Mary Heftel Hooton Collection
Mary Reardon Heftel Hooton (July 5, 1919-January 1, 1993) worked as a lawyer and judge in Chicago for over forty years. As a lawyer she specialized in matrimonial law and was a committed advocate for children’s rights. As a state judge she served on the Juvenile Court, Housing Court, and as the supervising judge at the First Municipal Court. She was involved in the Women’s Bar Association of Illinois (WBAI) for decades and served as its president from 1976-1977. In honor of her service, the WBAI bestows the Judge Mary Heftel Hooton Award to a lawyer or judge who has advanced the cause of women lawyers.

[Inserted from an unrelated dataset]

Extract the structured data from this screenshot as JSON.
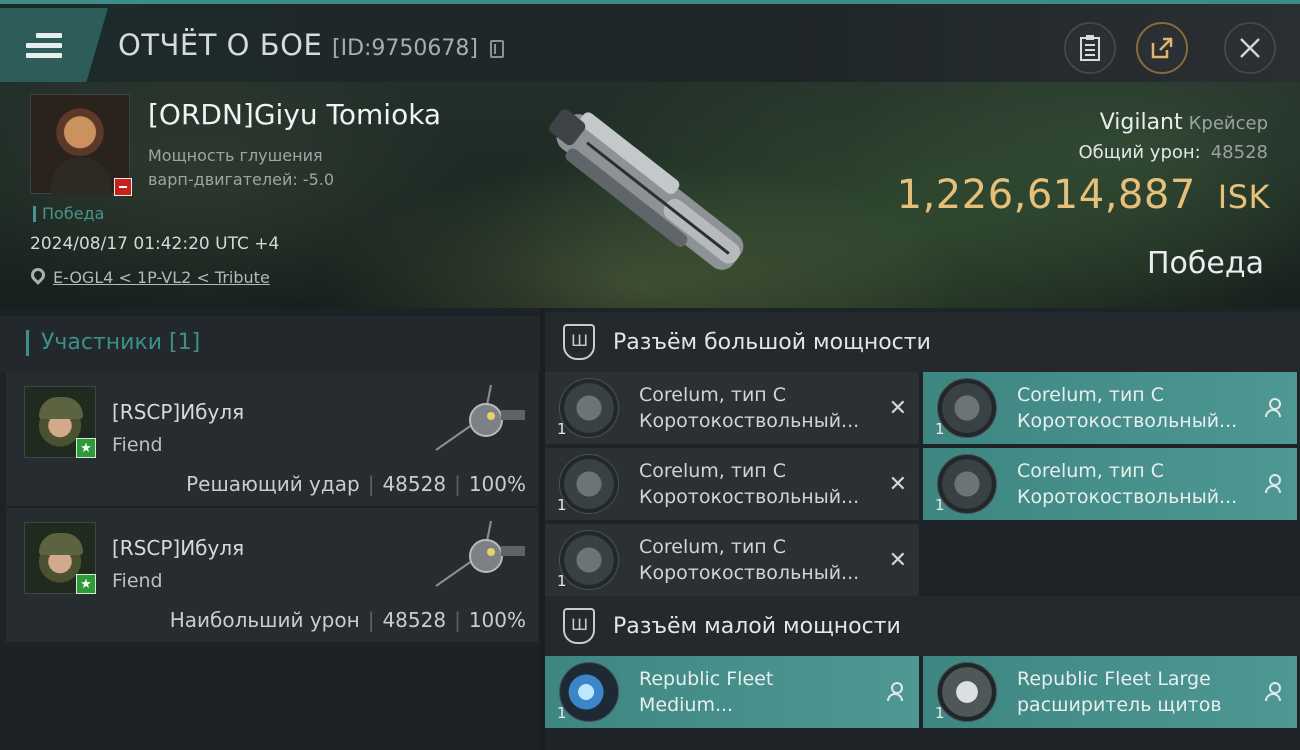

Born and raised in New York City she was briefly married to Thomas Hooton. In 1936 she moved to Chicago, attended DePaul University law school graduating in 1943, and went into private practice. In 1948 she married realtor William Heftel and shared an office with him first at 30 N. La Salle and later at 188 W. Randolph Street. Decades later, Heftel managed his wife’s successful 1976 campaign to the Illinois judgeship. She ran as an independent and bucked the Chicago Democratic political machine. As a new judge on the state Juvenile Court, Hooton immediately became embroiled in a dispute with the Illinois Department of Children and Family Services (DCFS). Hooton ordered children be removed from dangerous foster homes, defying the DCFS directives. During the fall of 1976 this conflict played out in the pages of the Chicago Tribune generating editorials and letters for and against Hooton. Hooton and her second husband raised nine foster children. At her death she willed her estate to the WBAI.